The survey contains 5 minute long observations for each ALFA field in the sky. In these data sets, our pulsar search aims to find binaries with orbital periods longer than eleven minutes.
When matter accelerates through space, it changes the curvature of spacetime. These changes propagate through space at the speed of light in form of gravitational waves. The more compact and massive the matter is and the more it accelerates, the more intense are the gravitational waves that are emitted. Therefore, close binary systems with compact components like neutron stars and/or black holes are a strong, continuous source for gravitational waves.
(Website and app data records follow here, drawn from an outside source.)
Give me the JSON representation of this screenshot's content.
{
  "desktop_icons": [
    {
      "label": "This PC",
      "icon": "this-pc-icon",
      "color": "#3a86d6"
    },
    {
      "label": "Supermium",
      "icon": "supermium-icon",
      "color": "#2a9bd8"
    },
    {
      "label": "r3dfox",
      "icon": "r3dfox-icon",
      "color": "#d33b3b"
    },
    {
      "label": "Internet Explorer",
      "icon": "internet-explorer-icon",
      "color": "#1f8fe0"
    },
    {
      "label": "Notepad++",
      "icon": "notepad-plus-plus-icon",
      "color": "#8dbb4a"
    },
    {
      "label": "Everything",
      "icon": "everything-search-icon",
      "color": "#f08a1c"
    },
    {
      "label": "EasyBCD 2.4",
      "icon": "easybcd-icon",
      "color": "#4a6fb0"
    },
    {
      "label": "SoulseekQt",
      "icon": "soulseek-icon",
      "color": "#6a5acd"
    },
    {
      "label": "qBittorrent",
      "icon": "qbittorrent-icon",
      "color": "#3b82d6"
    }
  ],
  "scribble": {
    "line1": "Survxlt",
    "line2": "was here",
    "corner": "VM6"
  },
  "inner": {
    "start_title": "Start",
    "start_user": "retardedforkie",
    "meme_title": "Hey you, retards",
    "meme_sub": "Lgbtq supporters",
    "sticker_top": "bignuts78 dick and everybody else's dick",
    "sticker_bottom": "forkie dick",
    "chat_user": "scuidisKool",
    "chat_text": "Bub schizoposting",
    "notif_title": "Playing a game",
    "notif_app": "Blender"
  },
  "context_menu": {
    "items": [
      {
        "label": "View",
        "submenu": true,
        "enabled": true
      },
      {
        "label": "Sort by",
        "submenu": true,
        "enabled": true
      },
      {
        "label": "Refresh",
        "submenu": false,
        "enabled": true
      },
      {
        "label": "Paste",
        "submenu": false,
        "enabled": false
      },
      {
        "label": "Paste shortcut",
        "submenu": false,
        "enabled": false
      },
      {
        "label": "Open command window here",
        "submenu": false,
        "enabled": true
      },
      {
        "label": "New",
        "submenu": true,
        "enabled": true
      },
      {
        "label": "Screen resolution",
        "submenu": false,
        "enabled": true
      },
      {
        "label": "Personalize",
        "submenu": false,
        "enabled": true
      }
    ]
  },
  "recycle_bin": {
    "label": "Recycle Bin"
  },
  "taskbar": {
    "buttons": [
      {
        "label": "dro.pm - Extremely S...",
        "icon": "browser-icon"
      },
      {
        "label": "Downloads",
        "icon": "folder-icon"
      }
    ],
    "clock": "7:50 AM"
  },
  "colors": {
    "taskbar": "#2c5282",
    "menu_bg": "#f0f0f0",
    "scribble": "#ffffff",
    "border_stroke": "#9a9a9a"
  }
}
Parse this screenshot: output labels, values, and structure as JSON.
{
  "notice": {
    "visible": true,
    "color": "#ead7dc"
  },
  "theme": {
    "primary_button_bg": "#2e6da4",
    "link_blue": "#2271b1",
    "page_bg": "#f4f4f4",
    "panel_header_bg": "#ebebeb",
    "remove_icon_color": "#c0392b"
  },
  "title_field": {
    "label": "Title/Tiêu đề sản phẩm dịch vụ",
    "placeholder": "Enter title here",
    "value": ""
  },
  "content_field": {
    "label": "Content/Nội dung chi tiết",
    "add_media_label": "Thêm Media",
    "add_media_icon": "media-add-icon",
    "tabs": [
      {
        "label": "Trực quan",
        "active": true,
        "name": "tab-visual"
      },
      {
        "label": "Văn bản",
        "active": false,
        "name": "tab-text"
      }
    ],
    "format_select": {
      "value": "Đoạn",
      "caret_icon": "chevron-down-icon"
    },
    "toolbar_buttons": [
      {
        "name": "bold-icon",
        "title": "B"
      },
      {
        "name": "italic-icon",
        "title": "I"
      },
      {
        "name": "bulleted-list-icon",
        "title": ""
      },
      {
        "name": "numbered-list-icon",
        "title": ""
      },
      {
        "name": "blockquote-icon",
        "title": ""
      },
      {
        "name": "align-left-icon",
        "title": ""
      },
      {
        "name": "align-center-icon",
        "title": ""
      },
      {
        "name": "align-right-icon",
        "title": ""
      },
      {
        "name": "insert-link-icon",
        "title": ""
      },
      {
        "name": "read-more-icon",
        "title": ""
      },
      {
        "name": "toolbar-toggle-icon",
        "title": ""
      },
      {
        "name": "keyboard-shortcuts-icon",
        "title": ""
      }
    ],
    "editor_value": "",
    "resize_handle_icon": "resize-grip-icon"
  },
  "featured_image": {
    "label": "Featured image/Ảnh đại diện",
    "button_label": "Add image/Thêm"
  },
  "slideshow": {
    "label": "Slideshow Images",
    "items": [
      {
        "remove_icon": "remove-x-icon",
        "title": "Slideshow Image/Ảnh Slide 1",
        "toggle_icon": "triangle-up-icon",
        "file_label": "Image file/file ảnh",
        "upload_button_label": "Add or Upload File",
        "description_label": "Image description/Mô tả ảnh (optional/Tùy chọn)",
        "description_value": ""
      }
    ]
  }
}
With the results from this pulsar search, we improve our understanding of how many binaries with neutron stars may be out there in total. Moreover, we get a set of pulsar binaries with known sky positions and orbital parameters. Pulsars can emit gravitational waves by a variety of mechanisms in the sensitive frequency range of ground-based detectors.The results from the radio pulsar search enable us to carry out so-called "targeted searches" for gravitational waves from binary pulsars in data of the LIGO, VIRGO, or GEO 600 gravitational wave observatories.
Furthermore, these new pulsars can serve as calibration sources for the gravitational wave space observatory LISA which should be launched by the end of this decade. Here, the gravitational waves emitted from the orbital motion in the mHz range would be detectable.
Since their discovery in 1967 by Jocelyn Bell and Anthony Hewish in Cambridge, UK, radio pulsars are one of the most exciting fields of astronomical research. Although there is a basic understanding of how they work, many details of the physical processes have yet to be determined. For example: how many charged particles are accelerated by the ultra-strong magnetic field? What kind of particles are they? How exactly do they move? At what distance from the neutron star's surface is the radiation created that the radio observatories detect?
And more mysteries are buried below the surface: what is the interior composition of such an object? Is there a core that consists not of neutrons but of their constituents, the quarks? Our new project should help to answer these questions. Moreover, these fascinating objects are of interest not only to astrophysicists but also to nuclear and particle physicists.
Astronomers will be interested in the new information regarding the population of pulsars, and hence neutron stars, as remains of supernova explosions. Is the current understanding correct or is there a surplus of either pulsars in binaries or those that were kicked out of the pairs through asymmetries in the stars' final blow ups? With this information, supernova models can be tested or refined, what, in return, tells how strong the gravitational wave emission of such an event should be and how such signals should be shaped.
If the analysis of a particular set of workunits looks promising and shows clear or faint signs of the form shown above, the target is entered on a "candidate list". From time to time, this list is submitted to the PALFA Consortium for review. If the Consortium finds the respective target promising, too, it schedules a dedicated follow-up observation for this object.
Once the new data is obtained, it is being analyzed using the method described above. With a much longer observation time than in the survey, the follow-up observation should show whether a new pulsar has been found or not with a very high level of confidence.
The handful of users, on whose computers the initial data analysis was performed that found the candidate with the highest significance, will be credited in the acknowledgements section of the scientific discovery paper.